DX Chogokin YF-30 Chronos by Bandai (Available From HobbyLink Japan – HLJ.com)
Following the unboxing, here is our review of Bandai’s DX Chogokin YF-30 Chronos as seen in the PS3 game Macross 30. As this is a Macross variable fighter, expect a lot of fun transformation and this toy handles the various modes really well too.
The name Chronos comes from the Greek god of time, which is likely to do with Macross 30’s timeline spanning narrative and setting. It’s also an apt name for pretty much any Macross variable fighter toy, as to transform them properly you want to take your time. Whilst this is currently the most advanced Macross toy from Bandai in terms of engineering to date, it is still something that has to be handled with care.
This is not to say it is fragile, far from it, but the detailing and sculpt are of a very high standard. This means taking care to transform the YF-30 will pay dividends in keeping the toy in pristine condition. Thankfully, Bandai has thought the same and released two very helpful videos on how to transform the toy.
As this is a chogokin, you can expect a good amount of sturdy diecast throughout the toy. This is especially true for the crucial inner joints used in transformation. Considering the amount of effort that has clearly gone into getting the transformation right, we hope Shoji Kawamori would be proud. In any case, on with the review!
Each of the modes are handled as per the game model, which is no real surprise as it’s very likely that the game assets were used in the creation of this toy. The sculpt is pretty much flawless, too. The detailing across the toy is also very good and the pilot figure is a nice, though somewhat basic, touch. The gunpod attaches to the missile pod at the rear and as such locks the missile pod down, as in game you can flip the missile pod up in fighter mode.
The interesting change in this design though is how the arms are handled. Normally on most variable fighters the arms fit between the legs. As the missile pod takes up that space, the arms now slide along the outside legs. To hide the hands, a compartment in the legs opens and the lower arms also clip into the wing. Hard points are present across both wings but currently there aren’t any missiles available to attach (though these will be likely released in a later webshop exclusive).
In addition to various hands, some partially articulated, there is also a spare pair of antenna for the head. The gunpod also opens up into sniper mode, as per the game. The real party piece is the missile pod though. Both sides have individually opening hatches and the whole pod can be easily detached, too. The arm connector for the missile pod is almost entirely made of diecast, too, which is a good piece of design in regards to durability.
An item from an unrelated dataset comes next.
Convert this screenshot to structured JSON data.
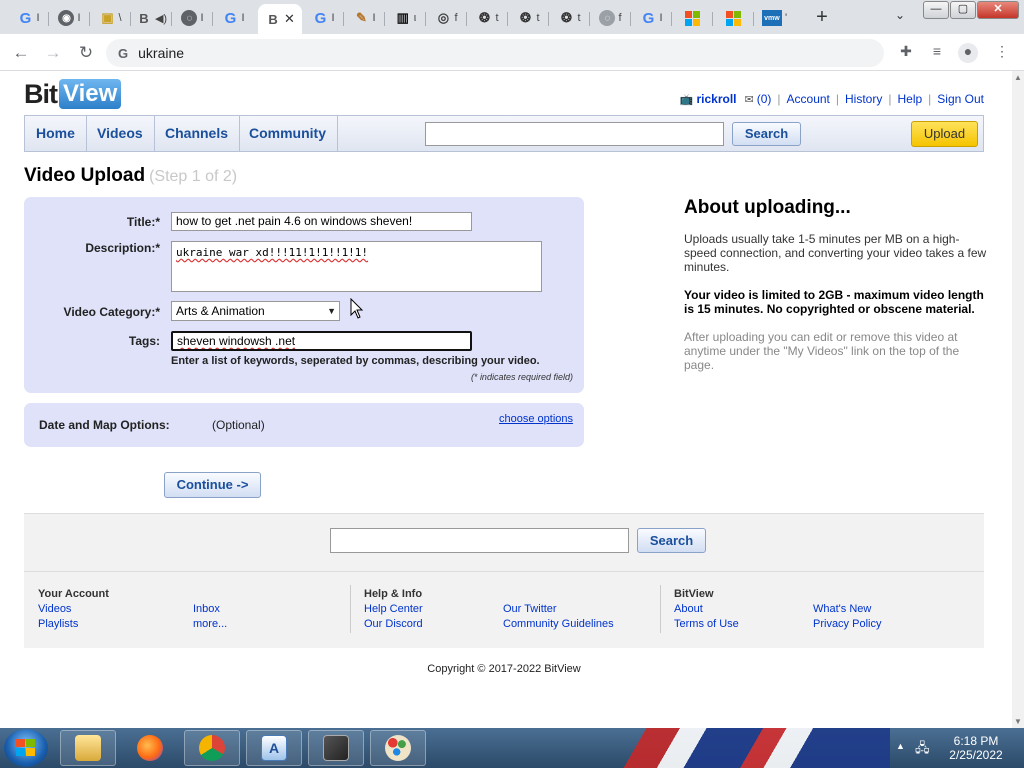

The new torso joint is also a nice touch and allows both GERWALK and battroid modes to strike some pretty novel poses. This is made even more awesome by the addition of a very capable stand, also included with the toy.
Overall this is a very well-made toy and despite its size and weight is still quite a sleek- looking figure once transformed. Even if you haven’t played the game the YF-30 Chronos has come from, this is probably the finest variable fighter toy Bandai has produced. It comes thoroughly recommended to any and all fans of Macross as well as toy collectors who appreciate quality engineering and sleek transformation sequences.